Exercise brief -
Copy each line below in which the string "this" occurs.

*** Available data ***

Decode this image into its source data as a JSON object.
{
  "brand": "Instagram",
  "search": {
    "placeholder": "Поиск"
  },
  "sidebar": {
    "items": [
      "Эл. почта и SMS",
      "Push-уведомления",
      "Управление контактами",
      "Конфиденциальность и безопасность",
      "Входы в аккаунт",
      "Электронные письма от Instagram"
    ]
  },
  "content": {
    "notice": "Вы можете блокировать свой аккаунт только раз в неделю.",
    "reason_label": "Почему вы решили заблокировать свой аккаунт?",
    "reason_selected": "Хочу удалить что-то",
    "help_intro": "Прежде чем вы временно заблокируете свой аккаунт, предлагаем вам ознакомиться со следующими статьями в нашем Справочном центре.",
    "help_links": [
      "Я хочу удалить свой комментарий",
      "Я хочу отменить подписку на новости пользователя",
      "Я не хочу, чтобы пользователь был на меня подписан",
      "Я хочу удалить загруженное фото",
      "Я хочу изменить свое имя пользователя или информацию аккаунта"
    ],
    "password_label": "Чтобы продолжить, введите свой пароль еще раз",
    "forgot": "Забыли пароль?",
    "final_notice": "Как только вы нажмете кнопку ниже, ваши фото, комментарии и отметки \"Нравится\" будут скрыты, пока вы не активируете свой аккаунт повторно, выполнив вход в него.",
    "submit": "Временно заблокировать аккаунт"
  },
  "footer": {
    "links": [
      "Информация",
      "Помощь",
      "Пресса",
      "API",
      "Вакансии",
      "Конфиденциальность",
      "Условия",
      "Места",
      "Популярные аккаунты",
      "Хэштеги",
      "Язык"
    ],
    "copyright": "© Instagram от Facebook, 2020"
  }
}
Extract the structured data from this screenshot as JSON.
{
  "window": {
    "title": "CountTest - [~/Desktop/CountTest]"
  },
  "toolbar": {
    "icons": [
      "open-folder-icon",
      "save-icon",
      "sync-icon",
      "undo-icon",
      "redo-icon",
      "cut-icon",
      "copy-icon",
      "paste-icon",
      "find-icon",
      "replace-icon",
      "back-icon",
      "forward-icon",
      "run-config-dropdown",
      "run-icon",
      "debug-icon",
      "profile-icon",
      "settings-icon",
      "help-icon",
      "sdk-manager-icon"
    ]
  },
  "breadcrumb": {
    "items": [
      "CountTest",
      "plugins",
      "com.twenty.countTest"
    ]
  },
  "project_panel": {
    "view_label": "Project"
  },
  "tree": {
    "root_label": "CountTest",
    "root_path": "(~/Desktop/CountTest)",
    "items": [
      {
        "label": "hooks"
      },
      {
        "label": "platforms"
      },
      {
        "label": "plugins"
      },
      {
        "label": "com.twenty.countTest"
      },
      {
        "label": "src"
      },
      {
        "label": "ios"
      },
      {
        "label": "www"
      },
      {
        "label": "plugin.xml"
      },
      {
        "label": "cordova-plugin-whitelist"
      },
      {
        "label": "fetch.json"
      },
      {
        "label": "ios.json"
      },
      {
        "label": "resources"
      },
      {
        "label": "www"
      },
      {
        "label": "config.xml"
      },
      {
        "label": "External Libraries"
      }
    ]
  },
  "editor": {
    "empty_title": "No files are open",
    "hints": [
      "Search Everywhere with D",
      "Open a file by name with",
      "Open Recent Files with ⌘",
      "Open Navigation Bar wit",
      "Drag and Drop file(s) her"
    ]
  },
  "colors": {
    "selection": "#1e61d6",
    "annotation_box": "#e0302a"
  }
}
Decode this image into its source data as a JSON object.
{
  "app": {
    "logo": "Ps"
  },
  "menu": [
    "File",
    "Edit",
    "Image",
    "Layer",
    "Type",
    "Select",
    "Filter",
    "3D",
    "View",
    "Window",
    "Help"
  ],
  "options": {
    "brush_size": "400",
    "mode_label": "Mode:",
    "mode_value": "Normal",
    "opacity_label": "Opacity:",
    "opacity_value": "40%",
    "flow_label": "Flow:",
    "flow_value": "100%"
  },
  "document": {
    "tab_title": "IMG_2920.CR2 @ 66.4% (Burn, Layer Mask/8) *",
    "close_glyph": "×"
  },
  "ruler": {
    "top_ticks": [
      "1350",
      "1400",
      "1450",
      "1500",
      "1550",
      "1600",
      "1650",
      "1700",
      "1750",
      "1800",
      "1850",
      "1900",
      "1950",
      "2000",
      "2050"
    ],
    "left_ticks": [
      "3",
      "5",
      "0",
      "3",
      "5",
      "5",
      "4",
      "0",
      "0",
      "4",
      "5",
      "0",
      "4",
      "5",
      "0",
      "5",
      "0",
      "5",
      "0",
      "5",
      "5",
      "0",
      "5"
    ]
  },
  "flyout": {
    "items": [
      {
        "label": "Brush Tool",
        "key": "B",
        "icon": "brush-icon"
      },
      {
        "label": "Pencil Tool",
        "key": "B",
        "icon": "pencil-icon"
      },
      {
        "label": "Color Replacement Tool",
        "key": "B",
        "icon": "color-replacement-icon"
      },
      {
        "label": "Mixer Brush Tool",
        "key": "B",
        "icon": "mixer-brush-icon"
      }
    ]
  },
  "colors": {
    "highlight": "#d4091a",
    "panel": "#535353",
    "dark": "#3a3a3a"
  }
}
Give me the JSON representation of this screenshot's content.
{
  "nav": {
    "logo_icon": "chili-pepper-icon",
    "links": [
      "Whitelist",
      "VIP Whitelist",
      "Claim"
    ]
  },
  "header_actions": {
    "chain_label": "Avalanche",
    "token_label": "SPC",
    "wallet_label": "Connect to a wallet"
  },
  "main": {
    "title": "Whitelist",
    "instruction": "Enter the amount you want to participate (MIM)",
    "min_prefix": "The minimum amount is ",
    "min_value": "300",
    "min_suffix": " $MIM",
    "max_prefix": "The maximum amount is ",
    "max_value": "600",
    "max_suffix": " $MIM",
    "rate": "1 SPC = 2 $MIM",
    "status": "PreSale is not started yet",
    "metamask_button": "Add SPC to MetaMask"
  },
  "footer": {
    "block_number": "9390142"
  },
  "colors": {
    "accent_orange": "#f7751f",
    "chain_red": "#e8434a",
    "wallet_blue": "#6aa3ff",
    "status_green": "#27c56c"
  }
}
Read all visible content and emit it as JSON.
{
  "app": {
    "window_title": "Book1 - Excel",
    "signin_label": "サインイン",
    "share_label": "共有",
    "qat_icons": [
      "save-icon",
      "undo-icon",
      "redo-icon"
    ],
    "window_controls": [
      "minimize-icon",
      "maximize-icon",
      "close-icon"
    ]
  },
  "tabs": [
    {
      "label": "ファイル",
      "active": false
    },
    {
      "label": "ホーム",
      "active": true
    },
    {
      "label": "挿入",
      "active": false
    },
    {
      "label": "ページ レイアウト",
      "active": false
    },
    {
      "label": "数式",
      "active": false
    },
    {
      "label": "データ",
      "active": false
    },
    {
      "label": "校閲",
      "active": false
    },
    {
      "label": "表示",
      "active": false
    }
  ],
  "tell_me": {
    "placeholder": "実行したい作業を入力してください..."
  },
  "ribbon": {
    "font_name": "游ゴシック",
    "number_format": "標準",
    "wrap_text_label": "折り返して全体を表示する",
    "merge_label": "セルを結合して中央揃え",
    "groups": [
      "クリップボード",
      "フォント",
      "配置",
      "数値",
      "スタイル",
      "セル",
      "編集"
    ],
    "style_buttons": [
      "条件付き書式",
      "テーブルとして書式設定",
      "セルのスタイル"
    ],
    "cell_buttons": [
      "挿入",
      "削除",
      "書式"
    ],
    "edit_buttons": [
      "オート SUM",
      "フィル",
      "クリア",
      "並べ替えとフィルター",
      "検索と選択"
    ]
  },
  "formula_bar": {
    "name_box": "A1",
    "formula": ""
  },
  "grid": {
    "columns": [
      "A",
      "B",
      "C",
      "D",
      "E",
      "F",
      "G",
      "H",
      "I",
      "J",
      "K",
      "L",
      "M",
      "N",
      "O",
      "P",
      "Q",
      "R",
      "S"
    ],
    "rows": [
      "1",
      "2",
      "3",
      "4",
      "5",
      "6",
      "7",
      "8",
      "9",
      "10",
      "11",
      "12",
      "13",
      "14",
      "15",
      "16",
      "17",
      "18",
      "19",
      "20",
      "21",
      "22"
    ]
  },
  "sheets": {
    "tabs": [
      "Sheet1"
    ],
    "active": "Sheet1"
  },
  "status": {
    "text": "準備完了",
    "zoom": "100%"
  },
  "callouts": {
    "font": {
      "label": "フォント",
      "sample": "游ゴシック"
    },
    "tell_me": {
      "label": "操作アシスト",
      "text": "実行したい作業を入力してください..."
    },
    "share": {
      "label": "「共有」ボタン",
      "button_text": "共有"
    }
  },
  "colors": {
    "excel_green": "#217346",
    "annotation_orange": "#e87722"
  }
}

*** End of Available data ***

Response area -
Decode this image into its source data as a JSON object.
Extract the structured data from this screenshot as JSON.
Decode this image into its source data as a JSON object.
Give me the JSON representation of this screenshot's content.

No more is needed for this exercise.